If you’ve been told your energy supply will be disconnected
This advice applies to England
Who shouldn’t be disconnected
Suppliers aren’t allowed to disconnect you between 1 October and 31 March if you’re:
a pensioner living alone
a pensioner living with children under five
The 6 largest suppliers have signed up to an agreement to make sure you won’t be disconnected at any time of year if you have:
long-term health problems
severe financial problems
young children living at home
These suppliers are British Gas, EDF Energy, npower, E.on, Scottish Power and SSE.
Other suppliers should also take your situation into account, but they’re not obliged to.
If you’ve been threatened with being disconnected but think you shouldn’t be, contact your supplier and let them know. They should visit your home to check on your situation before they do anything. You can make a complaint if they decide to go ahead and disconnect you.
The disconnection process
If you don’t come to an agreement with your supplier to pay off your debt, they can apply to a court for a warrant to enter your home to disconnect your supply. Your supplier must send a notice telling you they’re applying to the court.
Before the hearing takes place, contact your supplier and try and come to an agreement to pay off your debt.
If you haven’t contacted your supplier, there’ll be a court hearing which you should attend. You can still come to an arrangement with your supplier to pay off your debt at this stage. You can take along a friend for support.

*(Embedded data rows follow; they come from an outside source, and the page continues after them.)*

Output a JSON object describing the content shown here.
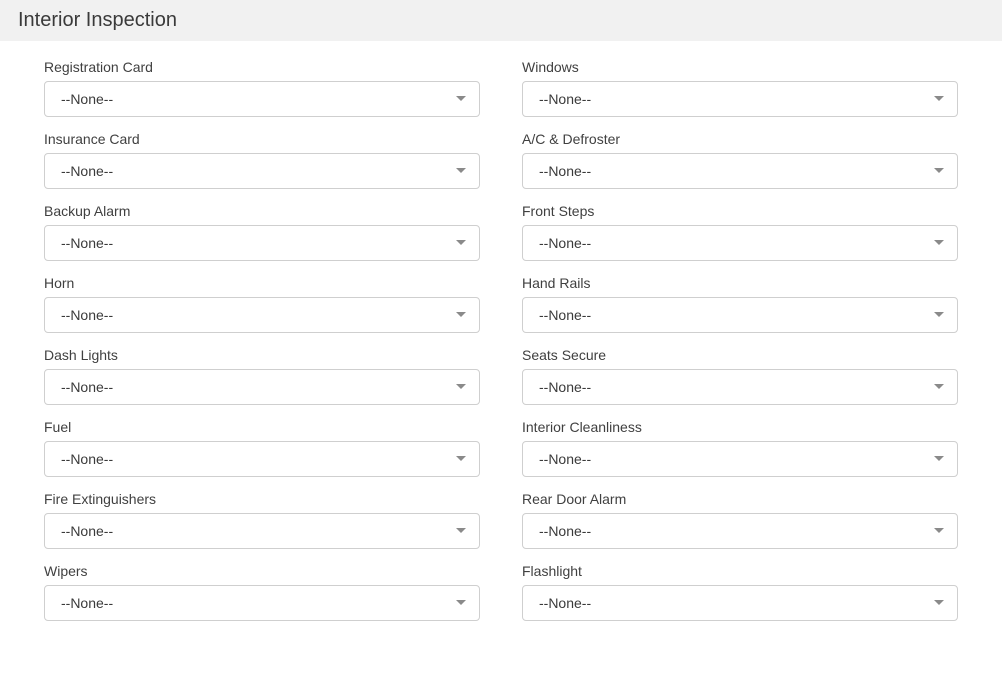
{
  "section": {
    "title": "Interior Inspection"
  },
  "defaults": {
    "none": "--None--"
  },
  "fields": {
    "left": [
      {
        "label": "Registration Card",
        "value": "--None--",
        "name": "registration-card"
      },
      {
        "label": "Insurance Card",
        "value": "--None--",
        "name": "insurance-card"
      },
      {
        "label": "Backup Alarm",
        "value": "--None--",
        "name": "backup-alarm"
      },
      {
        "label": "Horn",
        "value": "--None--",
        "name": "horn"
      },
      {
        "label": "Dash Lights",
        "value": "--None--",
        "name": "dash-lights"
      },
      {
        "label": "Fuel",
        "value": "--None--",
        "name": "fuel"
      },
      {
        "label": "Fire Extinguishers",
        "value": "--None--",
        "name": "fire-extinguishers"
      },
      {
        "label": "Wipers",
        "value": "--None--",
        "name": "wipers"
      }
    ],
    "right": [
      {
        "label": "Windows",
        "value": "--None--",
        "name": "windows"
      },
      {
        "label": "A/C & Defroster",
        "value": "--None--",
        "name": "ac-defroster"
      },
      {
        "label": "Front Steps",
        "value": "--None--",
        "name": "front-steps"
      },
      {
        "label": "Hand Rails",
        "value": "--None--",
        "name": "hand-rails"
      },
      {
        "label": "Seats Secure",
        "value": "--None--",
        "name": "seats-secure"
      },
      {
        "label": "Interior Cleanliness",
        "value": "--None--",
        "name": "interior-cleanliness"
      },
      {
        "label": "Rear Door Alarm",
        "value": "--None--",
        "name": "rear-door-alarm"
      },
      {
        "label": "Flashlight",
        "value": "--None--",
        "name": "flashlight"
      }
    ]
  }
}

If the court grants a warrant, your supplier will be able to disconnect your supply. They must give you 7 days notice in writing before they do. In practice, it’s rare for suppliers to disconnect customers. They’re more likely to fit a prepayment meter in your home.
Your supplier won’t need a warrant to disconnect a meter on the outside of your property (as the warrant is to enter your property), but most suppliers will still get one.
If you have a ‘smart meter’
If you have a smart energy meter in your home, your supplier could potentially disconnect your supply remotely without needing to access to your meter. However, before they do this, they must have:
contacted you to discuss options for repaying your debt, eg through a repayment plan
visited your home to assess your personal situation and whether this would affect you being disconnected, eg if you’re disabled or elderly
If they don’t do this and they try and disconnect you, make a complaint to your supplier.
If your supply has been disconnected, contact your supplier to arrange reconnection.
You will need to arrange to pay your debt, the reconnection fee and administrative costs. The amount you’ll be charged depends on your supplier, but it must be reasonable.
You may have to pay your supplier a security deposit as a condition of giving you a supply.
You can’t be asked for a security deposit if you have a prepayment meter installed.
If you've paid all the charges your supplier must reconnect you within 24 hours - or within 24 hours of the start of the next working day if you make payment out of working hours.
If you can’t pay all the charges at once, you can ask your supplier if they’re willing to agree a repayment plan with you. If they do agree then they should reconnect you within 24 hours.
If the supplier doesn’t reconnect you within 24 hours they have to pay you £30 compensation. They must do this within 10 working days. They’ll usually credit your account, but you can ask them to pay you by cheque or bank transfer. If they don't pay on time they have to pay you an extra £30 for the delay.
If you're disconnected because your energy supply is interrupted, you might be able to claim compensation.